- **Supplied information**:

★ ★ ★ ★ ★ ★ ★

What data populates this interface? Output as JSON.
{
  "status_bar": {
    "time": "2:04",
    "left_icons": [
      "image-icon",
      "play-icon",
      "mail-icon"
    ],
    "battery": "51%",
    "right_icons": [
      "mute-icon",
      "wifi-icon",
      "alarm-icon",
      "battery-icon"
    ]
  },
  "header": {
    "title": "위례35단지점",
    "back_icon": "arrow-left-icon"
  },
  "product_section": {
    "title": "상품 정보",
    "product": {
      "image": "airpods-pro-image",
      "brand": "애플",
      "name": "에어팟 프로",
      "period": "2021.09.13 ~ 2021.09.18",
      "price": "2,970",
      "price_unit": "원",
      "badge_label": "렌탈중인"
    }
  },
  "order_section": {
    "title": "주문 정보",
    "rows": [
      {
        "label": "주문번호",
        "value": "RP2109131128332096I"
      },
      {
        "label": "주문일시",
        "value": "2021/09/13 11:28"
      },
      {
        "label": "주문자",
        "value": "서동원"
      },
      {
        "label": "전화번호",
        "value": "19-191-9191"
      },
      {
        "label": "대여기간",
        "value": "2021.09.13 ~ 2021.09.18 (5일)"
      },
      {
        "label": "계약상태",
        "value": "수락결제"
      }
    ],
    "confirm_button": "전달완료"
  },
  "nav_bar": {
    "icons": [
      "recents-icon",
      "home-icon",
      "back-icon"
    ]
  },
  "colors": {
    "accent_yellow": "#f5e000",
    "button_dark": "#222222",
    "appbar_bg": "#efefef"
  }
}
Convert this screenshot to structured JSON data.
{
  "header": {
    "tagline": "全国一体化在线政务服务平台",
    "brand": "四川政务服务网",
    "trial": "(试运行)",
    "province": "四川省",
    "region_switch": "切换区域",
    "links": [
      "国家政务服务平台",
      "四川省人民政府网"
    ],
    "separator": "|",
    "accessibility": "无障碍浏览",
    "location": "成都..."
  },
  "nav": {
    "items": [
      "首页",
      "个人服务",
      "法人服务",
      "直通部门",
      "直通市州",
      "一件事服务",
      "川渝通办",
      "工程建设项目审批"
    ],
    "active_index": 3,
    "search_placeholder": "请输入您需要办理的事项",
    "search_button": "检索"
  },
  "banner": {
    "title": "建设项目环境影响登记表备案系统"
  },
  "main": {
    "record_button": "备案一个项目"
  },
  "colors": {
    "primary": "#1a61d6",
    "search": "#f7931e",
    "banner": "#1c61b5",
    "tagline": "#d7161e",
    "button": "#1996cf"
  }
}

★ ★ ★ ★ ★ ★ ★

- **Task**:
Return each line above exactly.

- **Result of the exercise**:
What data populates this interface? Output as JSON.
{
  "status_bar": {
    "time": "2:04",
    "left_icons": [
      "image-icon",
      "play-icon",
      "mail-icon"
    ],
    "battery": "51%",
    "right_icons": [
      "mute-icon",
      "wifi-icon",
      "alarm-icon",
      "battery-icon"
    ]
  },
  "header": {
    "title": "위례35단지점",
    "back_icon": "arrow-left-icon"
  },
  "product_section": {
    "title": "상품 정보",
    "product": {
      "image": "airpods-pro-image",
      "brand": "애플",
      "name": "에어팟 프로",
      "period": "2021.09.13 ~ 2021.09.18",
      "price": "2,970",
      "price_unit": "원",
      "badge_label": "렌탈중인"
    }
  },
  "order_section": {
    "title": "주문 정보",
    "rows": [
      {
        "label": "주문번호",
        "value": "RP2109131128332096I"
      },
      {
        "label": "주문일시",
        "value": "2021/09/13 11:28"
      },
      {
        "label": "주문자",
        "value": "서동원"
      },
      {
        "label": "전화번호",
        "value": "19-191-9191"
      },
      {
        "label": "대여기간",
        "value": "2021.09.13 ~ 2021.09.18 (5일)"
      },
      {
        "label": "계약상태",
        "value": "수락결제"
      }
    ],
    "confirm_button": "전달완료"
  },
  "nav_bar": {
    "icons": [
      "recents-icon",
      "home-icon",
      "back-icon"
    ]
  },
  "colors": {
    "accent_yellow": "#f5e000",
    "button_dark": "#222222",
    "appbar_bg": "#efefef"
  }
}
Convert this screenshot to structured JSON data.
{
  "header": {
    "tagline": "全国一体化在线政务服务平台",
    "brand": "四川政务服务网",
    "trial": "(试运行)",
    "province": "四川省",
    "region_switch": "切换区域",
    "links": [
      "国家政务服务平台",
      "四川省人民政府网"
    ],
    "separator": "|",
    "accessibility": "无障碍浏览",
    "location": "成都..."
  },
  "nav": {
    "items": [
      "首页",
      "个人服务",
      "法人服务",
      "直通部门",
      "直通市州",
      "一件事服务",
      "川渝通办",
      "工程建设项目审批"
    ],
    "active_index": 3,
    "search_placeholder": "请输入您需要办理的事项",
    "search_button": "检索"
  },
  "banner": {
    "title": "建设项目环境影响登记表备案系统"
  },
  "main": {
    "record_button": "备案一个项目"
  },
  "colors": {
    "primary": "#1a61d6",
    "search": "#f7931e",
    "banner": "#1c61b5",
    "tagline": "#d7161e",
    "button": "#1996cf"
  }
}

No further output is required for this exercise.